* Problem to work on
The lines of the records that include "Checklistor" should all be copied.

* Extracted information

┄┄┄┄┄┄┄┄┄┄

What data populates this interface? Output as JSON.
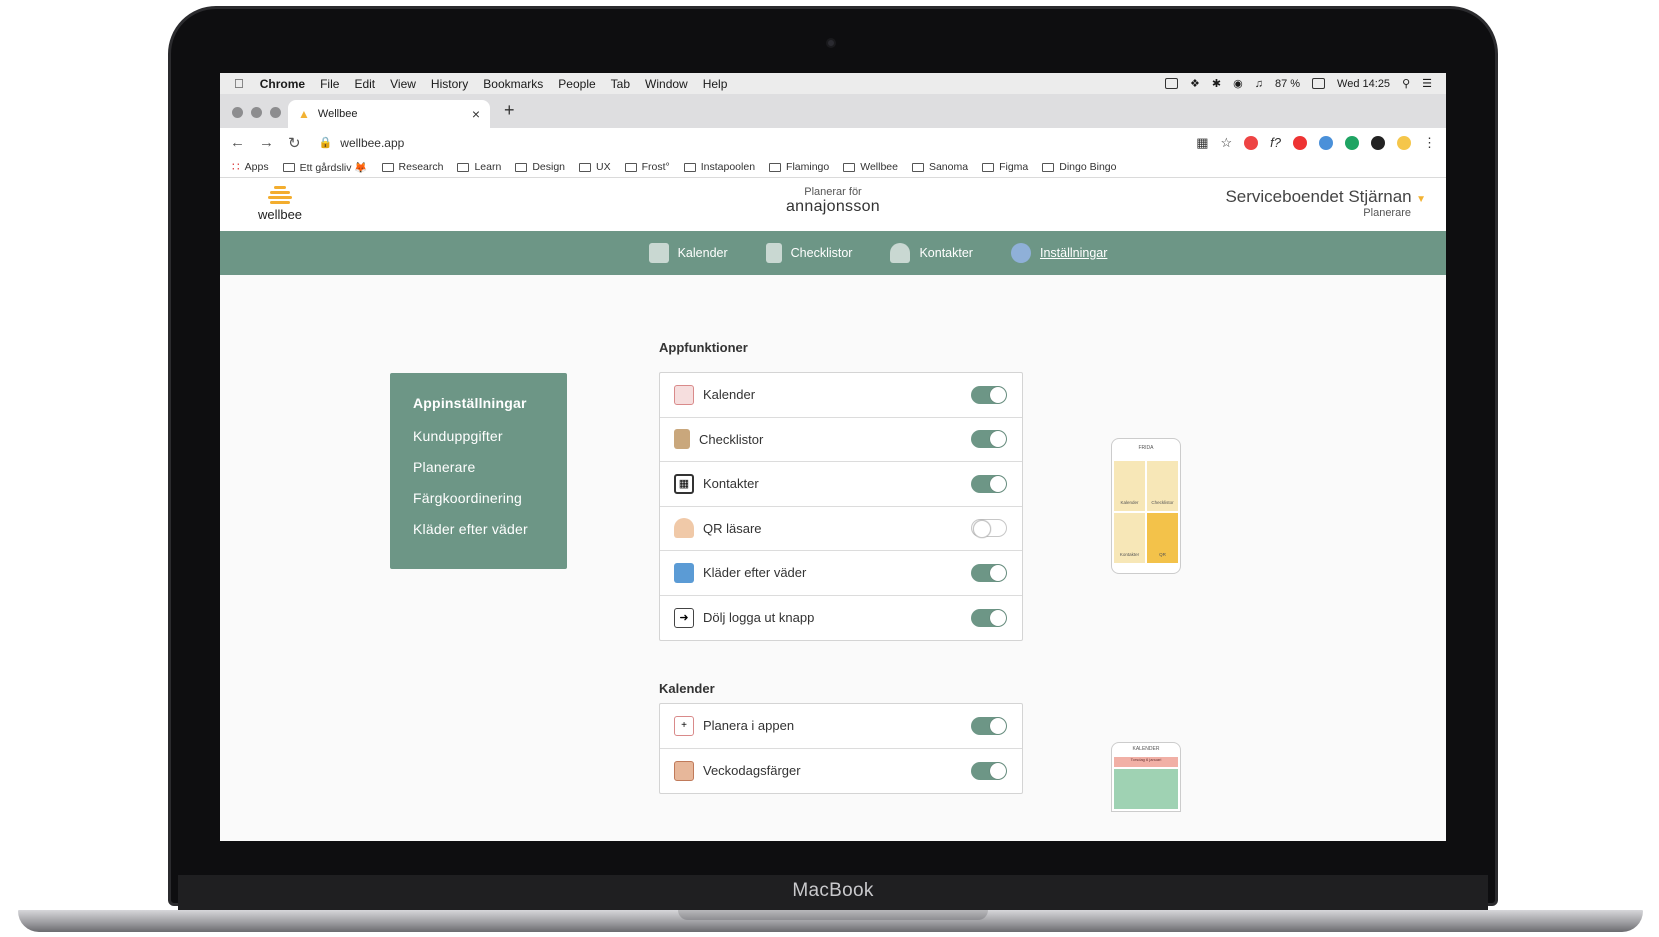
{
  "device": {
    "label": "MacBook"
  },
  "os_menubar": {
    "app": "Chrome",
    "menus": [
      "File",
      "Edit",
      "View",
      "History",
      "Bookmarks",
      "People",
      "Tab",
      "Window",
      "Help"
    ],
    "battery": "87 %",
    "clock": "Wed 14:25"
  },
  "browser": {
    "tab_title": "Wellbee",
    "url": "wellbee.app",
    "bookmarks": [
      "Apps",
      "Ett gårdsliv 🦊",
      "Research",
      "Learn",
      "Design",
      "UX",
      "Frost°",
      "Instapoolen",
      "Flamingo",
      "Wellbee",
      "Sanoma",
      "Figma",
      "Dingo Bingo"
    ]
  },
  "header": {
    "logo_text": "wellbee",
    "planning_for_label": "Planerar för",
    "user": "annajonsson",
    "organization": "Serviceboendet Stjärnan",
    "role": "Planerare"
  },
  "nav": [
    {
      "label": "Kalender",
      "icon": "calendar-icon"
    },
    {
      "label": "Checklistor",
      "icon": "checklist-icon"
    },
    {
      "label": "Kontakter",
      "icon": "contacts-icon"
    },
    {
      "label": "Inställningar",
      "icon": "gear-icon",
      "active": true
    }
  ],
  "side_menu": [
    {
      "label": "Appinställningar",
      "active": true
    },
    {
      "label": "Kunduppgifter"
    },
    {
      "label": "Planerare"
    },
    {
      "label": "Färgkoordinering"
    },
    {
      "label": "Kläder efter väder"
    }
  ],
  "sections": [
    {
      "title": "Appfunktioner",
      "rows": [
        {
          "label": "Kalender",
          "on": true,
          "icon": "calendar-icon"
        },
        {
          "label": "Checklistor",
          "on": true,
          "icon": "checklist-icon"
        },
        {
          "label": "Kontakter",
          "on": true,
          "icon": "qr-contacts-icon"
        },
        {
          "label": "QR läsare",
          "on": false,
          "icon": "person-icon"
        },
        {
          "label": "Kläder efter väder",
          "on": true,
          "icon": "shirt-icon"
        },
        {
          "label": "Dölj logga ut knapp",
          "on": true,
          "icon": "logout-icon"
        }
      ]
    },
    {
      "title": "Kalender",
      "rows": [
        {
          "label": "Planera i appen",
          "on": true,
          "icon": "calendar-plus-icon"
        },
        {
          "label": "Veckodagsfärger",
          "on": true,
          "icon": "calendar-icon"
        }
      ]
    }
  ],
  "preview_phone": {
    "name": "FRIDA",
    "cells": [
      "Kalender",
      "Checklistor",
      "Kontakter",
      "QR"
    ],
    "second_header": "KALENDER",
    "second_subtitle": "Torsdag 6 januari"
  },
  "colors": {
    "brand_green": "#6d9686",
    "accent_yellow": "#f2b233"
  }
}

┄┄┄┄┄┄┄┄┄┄

* Answer section
      "label": "Checklistor",
          "label": "Checklistor",
      "Checklistor",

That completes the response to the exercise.